* _Directions for this task_: Check the listing below for lines that hold "true". How many are there? Please give only the number.

START Data for review

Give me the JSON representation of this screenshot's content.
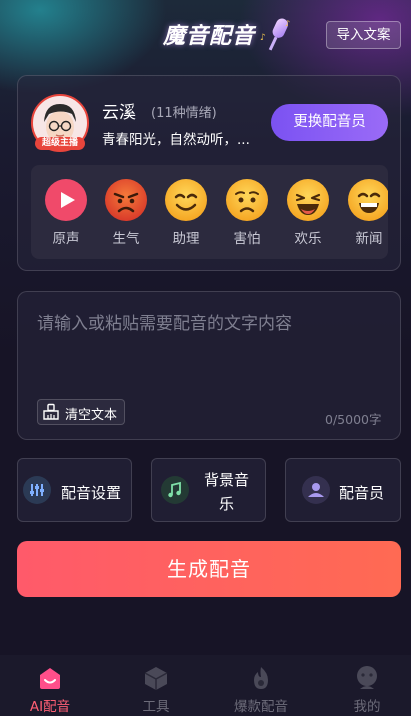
{
  "header": {
    "app_title": "魔音配音",
    "import_label": "导入文案"
  },
  "voice": {
    "avatar_badge": "超级主播",
    "name": "云溪",
    "emotion_count": "(11种情绪)",
    "description": "青春阳光，自然动听，...",
    "change_label": "更换配音员"
  },
  "emotions": [
    {
      "label": "原声",
      "icon": "play-icon"
    },
    {
      "label": "生气",
      "icon": "angry-face-icon"
    },
    {
      "label": "助理",
      "icon": "smile-face-icon"
    },
    {
      "label": "害怕",
      "icon": "worried-face-icon"
    },
    {
      "label": "欢乐",
      "icon": "laugh-face-icon"
    },
    {
      "label": "新闻",
      "icon": "grin-face-icon"
    }
  ],
  "editor": {
    "placeholder": "请输入或粘贴需要配音的文字内容",
    "clear_label": "清空文本",
    "char_count": "0/5000字"
  },
  "options": {
    "settings_label": "配音设置",
    "bgm_label_line1": "背景音",
    "bgm_label_line2": "乐",
    "voice_actor_label": "配音员"
  },
  "generate_label": "生成配音",
  "nav": [
    {
      "label": "AI配音",
      "icon": "home-icon",
      "active": true
    },
    {
      "label": "工具",
      "icon": "cube-icon",
      "active": false
    },
    {
      "label": "爆款配音",
      "icon": "flame-icon",
      "active": false
    },
    {
      "label": "我的",
      "icon": "profile-icon",
      "active": false
    }
  ],
  "colors": {
    "accent": "#ff5f74",
    "purple_button": "#7b52f2",
    "background": "#171426"
  }
}
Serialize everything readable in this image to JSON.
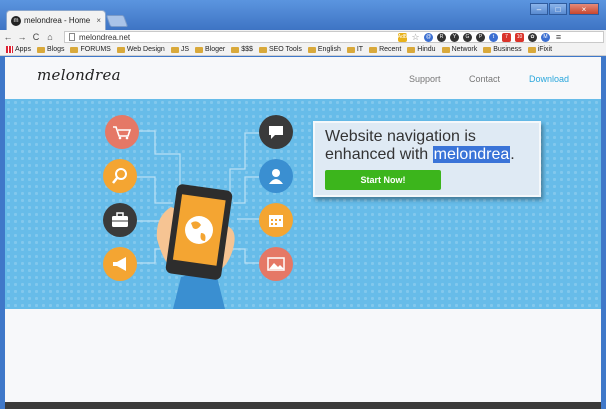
{
  "browser": {
    "tab_title": "melondrea - Home",
    "tab_close": "×",
    "url": "melondrea.net",
    "window_controls": {
      "minimize": "–",
      "maximize": "□",
      "close": "×"
    },
    "nav": {
      "back": "←",
      "forward": "→",
      "reload": "C",
      "home": "⌂"
    },
    "extensions": [
      "AdB",
      "☆",
      "@",
      "R",
      "Y",
      "G",
      "P",
      "t",
      "7",
      "10",
      "✿",
      "M",
      "≡"
    ]
  },
  "bookmarks": [
    {
      "label": "Apps",
      "icon": "apps-icon"
    },
    {
      "label": "Blogs",
      "icon": "folder-icon"
    },
    {
      "label": "FORUMS",
      "icon": "folder-icon"
    },
    {
      "label": "Web Design",
      "icon": "folder-icon"
    },
    {
      "label": "JS",
      "icon": "folder-icon"
    },
    {
      "label": "Bloger",
      "icon": "folder-icon"
    },
    {
      "label": "$$$",
      "icon": "folder-icon"
    },
    {
      "label": "SEO Tools",
      "icon": "folder-icon"
    },
    {
      "label": "English",
      "icon": "folder-icon"
    },
    {
      "label": "IT",
      "icon": "folder-icon"
    },
    {
      "label": "Recent",
      "icon": "folder-icon"
    },
    {
      "label": "Hindu",
      "icon": "folder-icon"
    },
    {
      "label": "Network",
      "icon": "folder-icon"
    },
    {
      "label": "Business",
      "icon": "folder-icon"
    },
    {
      "label": "iFixit",
      "icon": "ifixit-icon"
    }
  ],
  "site": {
    "logo": "melondrea",
    "nav": {
      "support": "Support",
      "contact": "Contact",
      "download": "Download"
    },
    "hero": {
      "headline_line1": "Website navigation is",
      "headline_line2_prefix": "enhanced with ",
      "headline_highlight": "melondrea",
      "headline_suffix": ".",
      "cta": "Start Now!"
    }
  },
  "colors": {
    "accent": "#2aa7dc",
    "hero_bg": "#67bce9",
    "cta_green": "#3cb51c",
    "highlight": "#3a74d8"
  }
}
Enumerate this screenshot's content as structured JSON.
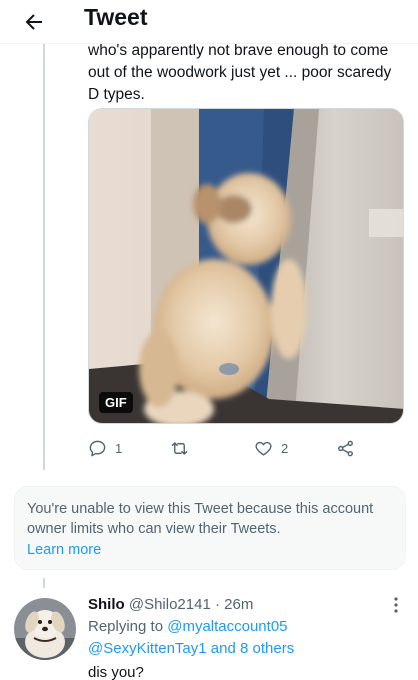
{
  "header": {
    "title": "Tweet",
    "back_icon": "arrow-left-icon"
  },
  "tweet": {
    "text_lines": [
      "who's apparently not brave enough to come",
      "out of the woodwork just yet ... poor scaredy",
      "D types."
    ],
    "media": {
      "badge": "GIF",
      "description_icon": "cat-behind-door-gif"
    },
    "actions": {
      "reply_icon": "reply-icon",
      "reply_count": "1",
      "retweet_icon": "retweet-icon",
      "like_icon": "heart-icon",
      "like_count": "2",
      "share_icon": "share-icon"
    }
  },
  "notice": {
    "text": "You're unable to view this Tweet because this account owner limits who can view their Tweets.",
    "link": "Learn more"
  },
  "reply": {
    "name": "Shilo",
    "handle": "@Shilo2141",
    "separator": "·",
    "time": "26m",
    "replying_label": "Replying to",
    "mention_1": "@myaltaccount05",
    "mention_2": "@SexyKittenTay1",
    "and_label": "and",
    "others": "8 others",
    "text": "dis you?",
    "more_icon": "more-vertical-icon"
  },
  "colors": {
    "accent": "#1d9bf0",
    "secondary_text": "#536471",
    "text": "#0f1419",
    "border": "#cfd9de"
  }
}
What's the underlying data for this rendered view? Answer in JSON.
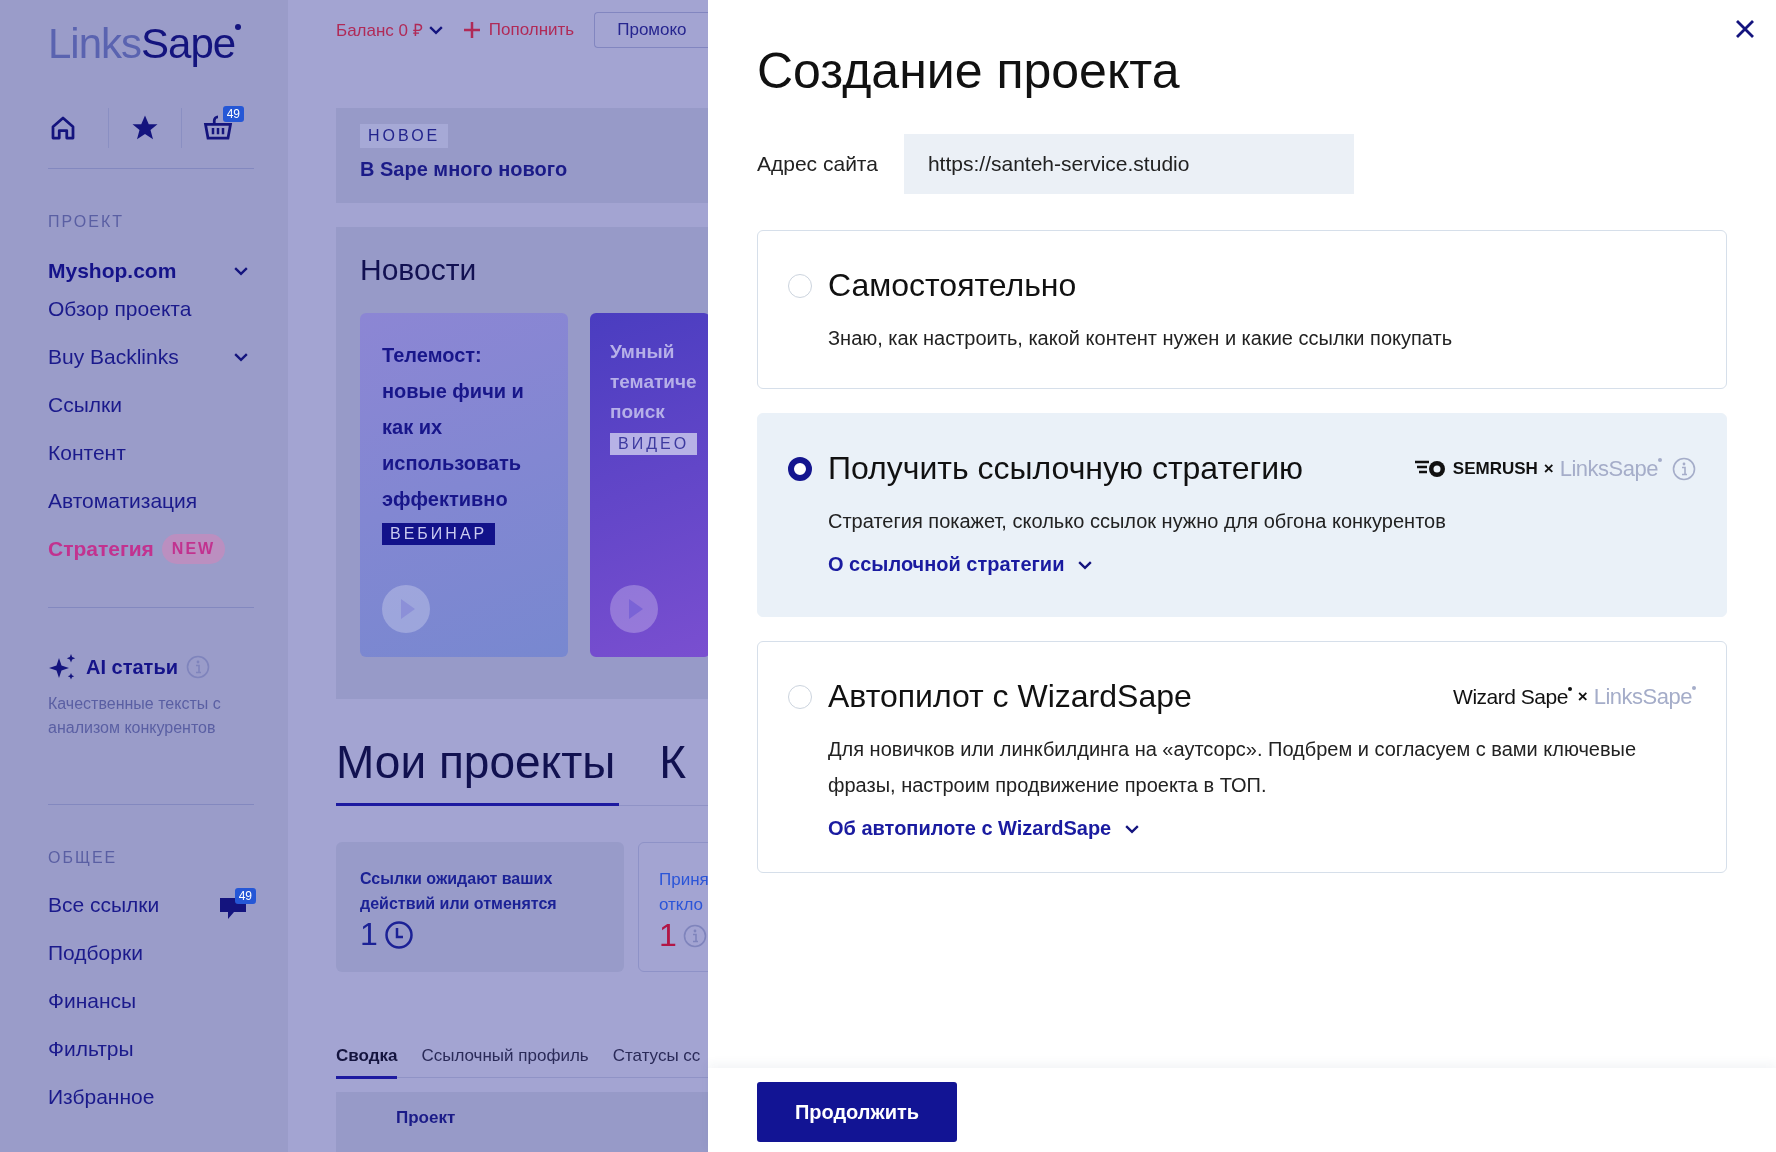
{
  "sidebar": {
    "logo": {
      "light": "Links",
      "dark": "Sape"
    },
    "quick_icons": [
      {
        "kind": "home"
      },
      {
        "kind": "star"
      },
      {
        "kind": "basket",
        "badge": "49"
      }
    ],
    "project_section": "ПРОЕКТ",
    "project": {
      "label": "Myshop.com",
      "expandable": true
    },
    "items": [
      {
        "label": "Обзор проекта",
        "selected": false,
        "expandable": false
      },
      {
        "label": "Buy Backlinks",
        "selected": false,
        "expandable": true
      },
      {
        "label": "Ссылки",
        "selected": false,
        "expandable": false
      },
      {
        "label": "Контент",
        "selected": false,
        "expandable": false
      },
      {
        "label": "Автоматизация",
        "selected": false,
        "expandable": false
      },
      {
        "label": "Стратегия",
        "selected": true,
        "expandable": false,
        "badge": "NEW"
      }
    ],
    "ai": {
      "title": "AI статьи",
      "description": "Качественные тексты с анализом конкурентов"
    },
    "general_section": "ОБЩЕЕ",
    "general_items": [
      {
        "label": "Все ссылки",
        "badge": "49"
      },
      {
        "label": "Подборки"
      },
      {
        "label": "Финансы"
      },
      {
        "label": "Фильтры"
      },
      {
        "label": "Избранное"
      }
    ]
  },
  "topbar": {
    "balance": "Баланс 0 ₽",
    "top_up": "Пополнить",
    "promo": "Промоко"
  },
  "banner": {
    "tag": "НОВОЕ",
    "title": "В Sape много нового"
  },
  "news": {
    "title": "Новости",
    "cards": [
      {
        "kind": "light",
        "title": "Телемост: новые фичи и как их использовать эффективно",
        "tag": "ВЕБИНАР"
      },
      {
        "kind": "dark",
        "title": "Умный тематиче поиск",
        "tag": "ВИДЕО"
      }
    ]
  },
  "headings": [
    {
      "label": "Мои проекты",
      "selected": true
    },
    {
      "label": "К",
      "selected": false
    }
  ],
  "stats": [
    {
      "kind": "pending",
      "lines": [
        "Ссылки ожидают ваших действий или отменятся"
      ],
      "value": "1"
    },
    {
      "kind": "info",
      "lines": [
        "Приня",
        "откло"
      ],
      "value": "1"
    }
  ],
  "tabs": [
    {
      "label": "Сводка",
      "selected": true
    },
    {
      "label": "Ссылочный профиль",
      "selected": false
    },
    {
      "label": "Статусы сс",
      "selected": false
    }
  ],
  "table": {
    "columns": [
      "Проект"
    ]
  },
  "modal": {
    "title": "Создание проекта",
    "address_label": "Адрес сайта",
    "address_value": "https://santeh-service.studio",
    "options": [
      {
        "selected": false,
        "title": "Самостоятельно",
        "description": "Знаю, как настроить, какой контент нужен и какие ссылки покупать"
      },
      {
        "selected": true,
        "title": "Получить ссылочную стратегию",
        "partner": {
          "kind": "semrush",
          "name": "SEMRUSH",
          "times": "×",
          "light": "Links",
          "dark": "Sape"
        },
        "description": "Стратегия покажет, сколько ссылок нужно для обгона конкурентов",
        "link": "О ссылочной стратегии"
      },
      {
        "selected": false,
        "title": "Автопилот с WizardSape",
        "partner": {
          "kind": "wizard",
          "name": "Wizard Sape",
          "times": "×",
          "light": "Links",
          "dark": "Sape"
        },
        "description": "Для новичков или линкбилдинга на «аутсорс». Подбрем и согласуем с вами ключевые фразы, настроим продвижение проекта в ТОП.",
        "link": "Об автопилоте с WizardSape"
      }
    ],
    "continue": "Продолжить"
  }
}
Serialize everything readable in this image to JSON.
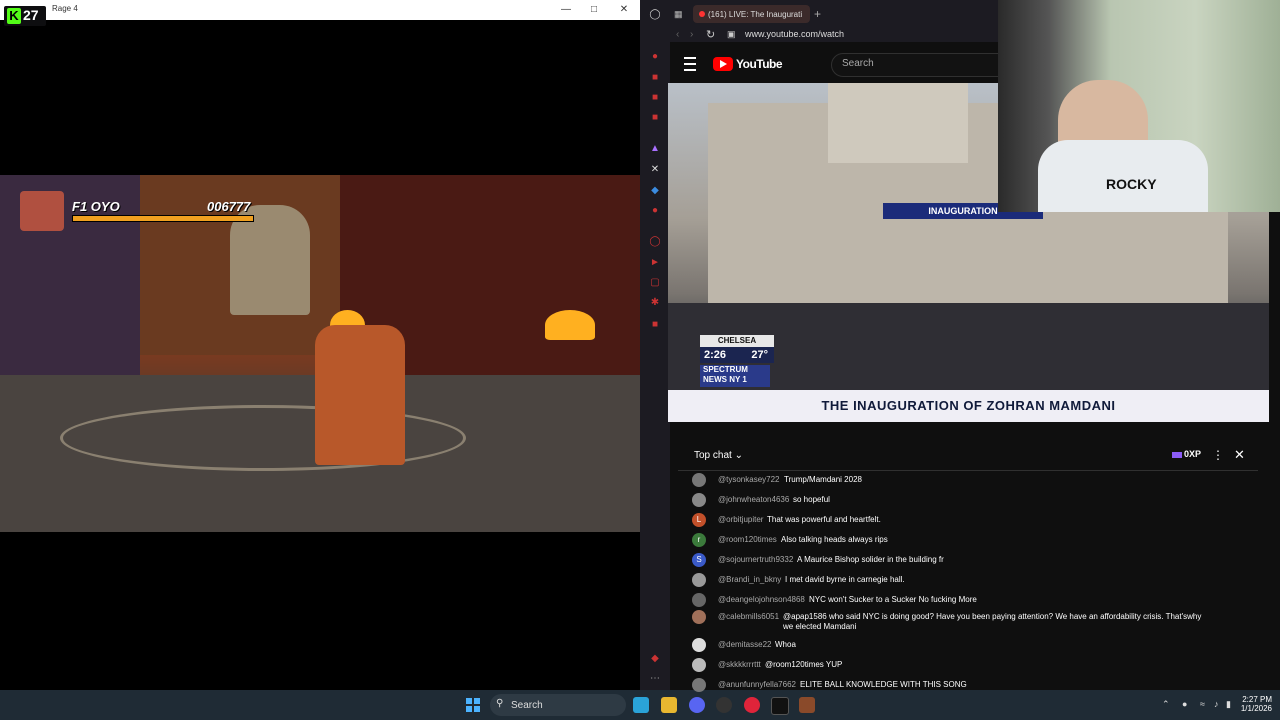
{
  "game_window": {
    "title": "Rage 4",
    "kick_viewers": "27",
    "hud": {
      "player": "F1 OYO",
      "score": "006777"
    }
  },
  "browser": {
    "tab_label": "(161) LIVE: The Inaugurati",
    "url": "www.youtube.com/watch",
    "yt_logo": "YouTube",
    "search_placeholder": "Search"
  },
  "video": {
    "location": "CHELSEA",
    "time": "2:26",
    "temp": "27°",
    "network": "SPECTRUM NEWS NY 1",
    "lower_third": "THE INAUGURATION OF ZOHRAN MAMDANI"
  },
  "chat": {
    "title": "Top chat",
    "points": "0XP",
    "messages": [
      {
        "user": "@tysonkasey722",
        "text": "Trump/Mamdani 2028",
        "avatar": "",
        "color": "#777"
      },
      {
        "user": "@johnwheaton4636",
        "text": "so hopeful",
        "avatar": "",
        "color": "#888"
      },
      {
        "user": "@orbitjupiter",
        "text": "That was powerful and heartfelt.",
        "avatar": "L",
        "color": "#c2502a"
      },
      {
        "user": "@room120times",
        "text": "Also talking heads always rips",
        "avatar": "r",
        "color": "#3b7a3b"
      },
      {
        "user": "@sojournertruth9332",
        "text": "A Maurice Bishop solider in the building fr",
        "avatar": "S",
        "color": "#3a5ac8"
      },
      {
        "user": "@Brandi_in_bkny",
        "text": "I met david byrne in carnegie hall.",
        "avatar": "",
        "color": "#999"
      },
      {
        "user": "@deangelojohnson4868",
        "text": "NYC won't Sucker to a Sucker No fucking More",
        "avatar": "",
        "color": "#666"
      },
      {
        "user": "@calebmills6051",
        "text": "@apap1586 who said NYC is doing good? Have you been paying attention? We have an affordability crisis. That'swhy we elected Mamdani",
        "avatar": "",
        "color": "#a0705a"
      },
      {
        "user": "@demitasse22",
        "text": "Whoa",
        "avatar": "",
        "color": "#ddd"
      },
      {
        "user": "@skkkkrrrttt",
        "text": "@room120times YUP",
        "avatar": "",
        "color": "#bbb"
      },
      {
        "user": "@anunfunnyfella7662",
        "text": "ELITE BALL KNOWLEDGE WITH THIS SONG",
        "avatar": "",
        "color": "#777"
      }
    ]
  },
  "taskbar": {
    "search_label": "Search",
    "time": "2:27 PM",
    "date": "1/1/2026"
  }
}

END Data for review

* _Solved exercise_: 7